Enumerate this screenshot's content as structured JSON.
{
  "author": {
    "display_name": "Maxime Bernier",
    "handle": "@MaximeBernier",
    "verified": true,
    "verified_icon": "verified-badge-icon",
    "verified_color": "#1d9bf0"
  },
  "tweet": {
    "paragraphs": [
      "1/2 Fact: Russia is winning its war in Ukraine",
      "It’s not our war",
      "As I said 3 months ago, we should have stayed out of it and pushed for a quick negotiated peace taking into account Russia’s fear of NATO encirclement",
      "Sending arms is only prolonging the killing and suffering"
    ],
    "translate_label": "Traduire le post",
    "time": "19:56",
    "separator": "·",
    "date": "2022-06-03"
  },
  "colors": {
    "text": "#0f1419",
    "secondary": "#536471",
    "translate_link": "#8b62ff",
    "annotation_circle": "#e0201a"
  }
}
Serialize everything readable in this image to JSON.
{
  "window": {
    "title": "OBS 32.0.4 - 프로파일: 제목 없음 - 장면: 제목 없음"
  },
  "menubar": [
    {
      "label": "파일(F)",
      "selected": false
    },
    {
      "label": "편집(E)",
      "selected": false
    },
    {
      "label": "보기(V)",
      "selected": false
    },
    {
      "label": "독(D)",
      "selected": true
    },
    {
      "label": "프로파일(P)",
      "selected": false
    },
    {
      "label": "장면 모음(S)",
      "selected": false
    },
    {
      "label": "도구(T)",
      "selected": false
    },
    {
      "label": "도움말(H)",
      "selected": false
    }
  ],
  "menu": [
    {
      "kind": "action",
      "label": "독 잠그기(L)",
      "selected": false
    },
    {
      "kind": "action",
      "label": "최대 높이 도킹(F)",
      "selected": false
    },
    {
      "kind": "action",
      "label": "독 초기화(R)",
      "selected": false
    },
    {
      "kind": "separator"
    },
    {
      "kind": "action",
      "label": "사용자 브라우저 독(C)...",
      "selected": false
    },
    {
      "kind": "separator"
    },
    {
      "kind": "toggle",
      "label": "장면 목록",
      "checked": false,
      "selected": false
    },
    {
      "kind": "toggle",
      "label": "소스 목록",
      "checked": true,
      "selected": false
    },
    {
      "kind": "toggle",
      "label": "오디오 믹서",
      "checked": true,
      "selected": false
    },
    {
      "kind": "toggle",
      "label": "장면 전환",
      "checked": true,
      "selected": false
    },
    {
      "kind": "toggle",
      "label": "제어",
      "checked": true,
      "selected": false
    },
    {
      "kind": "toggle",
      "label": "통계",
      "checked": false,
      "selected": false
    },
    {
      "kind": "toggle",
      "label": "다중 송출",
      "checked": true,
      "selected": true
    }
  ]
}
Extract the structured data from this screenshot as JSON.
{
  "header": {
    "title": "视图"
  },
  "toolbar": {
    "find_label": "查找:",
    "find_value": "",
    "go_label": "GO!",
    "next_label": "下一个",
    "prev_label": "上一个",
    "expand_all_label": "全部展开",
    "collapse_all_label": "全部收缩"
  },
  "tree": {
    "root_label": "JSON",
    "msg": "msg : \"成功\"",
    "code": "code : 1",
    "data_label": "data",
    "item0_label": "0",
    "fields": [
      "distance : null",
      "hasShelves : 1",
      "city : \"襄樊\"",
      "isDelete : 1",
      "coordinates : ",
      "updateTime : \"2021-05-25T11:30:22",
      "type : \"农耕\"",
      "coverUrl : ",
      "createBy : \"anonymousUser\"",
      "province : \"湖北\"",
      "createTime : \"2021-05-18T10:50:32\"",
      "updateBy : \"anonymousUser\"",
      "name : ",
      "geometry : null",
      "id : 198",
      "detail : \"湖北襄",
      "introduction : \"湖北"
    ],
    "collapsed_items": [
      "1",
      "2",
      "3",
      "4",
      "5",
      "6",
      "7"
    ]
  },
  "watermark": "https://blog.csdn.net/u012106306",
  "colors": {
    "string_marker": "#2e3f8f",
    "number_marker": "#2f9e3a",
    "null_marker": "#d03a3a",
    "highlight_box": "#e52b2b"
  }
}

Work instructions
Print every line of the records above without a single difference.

Reply to the task
Enumerate this screenshot's content as structured JSON.
{
  "author": {
    "display_name": "Maxime Bernier",
    "handle": "@MaximeBernier",
    "verified": true,
    "verified_icon": "verified-badge-icon",
    "verified_color": "#1d9bf0"
  },
  "tweet": {
    "paragraphs": [
      "1/2 Fact: Russia is winning its war in Ukraine",
      "It’s not our war",
      "As I said 3 months ago, we should have stayed out of it and pushed for a quick negotiated peace taking into account Russia’s fear of NATO encirclement",
      "Sending arms is only prolonging the killing and suffering"
    ],
    "translate_label": "Traduire le post",
    "time": "19:56",
    "separator": "·",
    "date": "2022-06-03"
  },
  "colors": {
    "text": "#0f1419",
    "secondary": "#536471",
    "translate_link": "#8b62ff",
    "annotation_circle": "#e0201a"
  }
}
Serialize everything readable in this image to JSON.
{
  "window": {
    "title": "OBS 32.0.4 - 프로파일: 제목 없음 - 장면: 제목 없음"
  },
  "menubar": [
    {
      "label": "파일(F)",
      "selected": false
    },
    {
      "label": "편집(E)",
      "selected": false
    },
    {
      "label": "보기(V)",
      "selected": false
    },
    {
      "label": "독(D)",
      "selected": true
    },
    {
      "label": "프로파일(P)",
      "selected": false
    },
    {
      "label": "장면 모음(S)",
      "selected": false
    },
    {
      "label": "도구(T)",
      "selected": false
    },
    {
      "label": "도움말(H)",
      "selected": false
    }
  ],
  "menu": [
    {
      "kind": "action",
      "label": "독 잠그기(L)",
      "selected": false
    },
    {
      "kind": "action",
      "label": "최대 높이 도킹(F)",
      "selected": false
    },
    {
      "kind": "action",
      "label": "독 초기화(R)",
      "selected": false
    },
    {
      "kind": "separator"
    },
    {
      "kind": "action",
      "label": "사용자 브라우저 독(C)...",
      "selected": false
    },
    {
      "kind": "separator"
    },
    {
      "kind": "toggle",
      "label": "장면 목록",
      "checked": false,
      "selected": false
    },
    {
      "kind": "toggle",
      "label": "소스 목록",
      "checked": true,
      "selected": false
    },
    {
      "kind": "toggle",
      "label": "오디오 믹서",
      "checked": true,
      "selected": false
    },
    {
      "kind": "toggle",
      "label": "장면 전환",
      "checked": true,
      "selected": false
    },
    {
      "kind": "toggle",
      "label": "제어",
      "checked": true,
      "selected": false
    },
    {
      "kind": "toggle",
      "label": "통계",
      "checked": false,
      "selected": false
    },
    {
      "kind": "toggle",
      "label": "다중 송출",
      "checked": true,
      "selected": true
    }
  ]
}
Extract the structured data from this screenshot as JSON.
{
  "header": {
    "title": "视图"
  },
  "toolbar": {
    "find_label": "查找:",
    "find_value": "",
    "go_label": "GO!",
    "next_label": "下一个",
    "prev_label": "上一个",
    "expand_all_label": "全部展开",
    "collapse_all_label": "全部收缩"
  },
  "tree": {
    "root_label": "JSON",
    "msg": "msg : \"成功\"",
    "code": "code : 1",
    "data_label": "data",
    "item0_label": "0",
    "fields": [
      "distance : null",
      "hasShelves : 1",
      "city : \"襄樊\"",
      "isDelete : 1",
      "coordinates : ",
      "updateTime : \"2021-05-25T11:30:22",
      "type : \"农耕\"",
      "coverUrl : ",
      "createBy : \"anonymousUser\"",
      "province : \"湖北\"",
      "createTime : \"2021-05-18T10:50:32\"",
      "updateBy : \"anonymousUser\"",
      "name : ",
      "geometry : null",
      "id : 198",
      "detail : \"湖北襄",
      "introduction : \"湖北"
    ],
    "collapsed_items": [
      "1",
      "2",
      "3",
      "4",
      "5",
      "6",
      "7"
    ]
  },
  "watermark": "https://blog.csdn.net/u012106306",
  "colors": {
    "string_marker": "#2e3f8f",
    "number_marker": "#2f9e3a",
    "null_marker": "#d03a3a",
    "highlight_box": "#e52b2b"
  }
}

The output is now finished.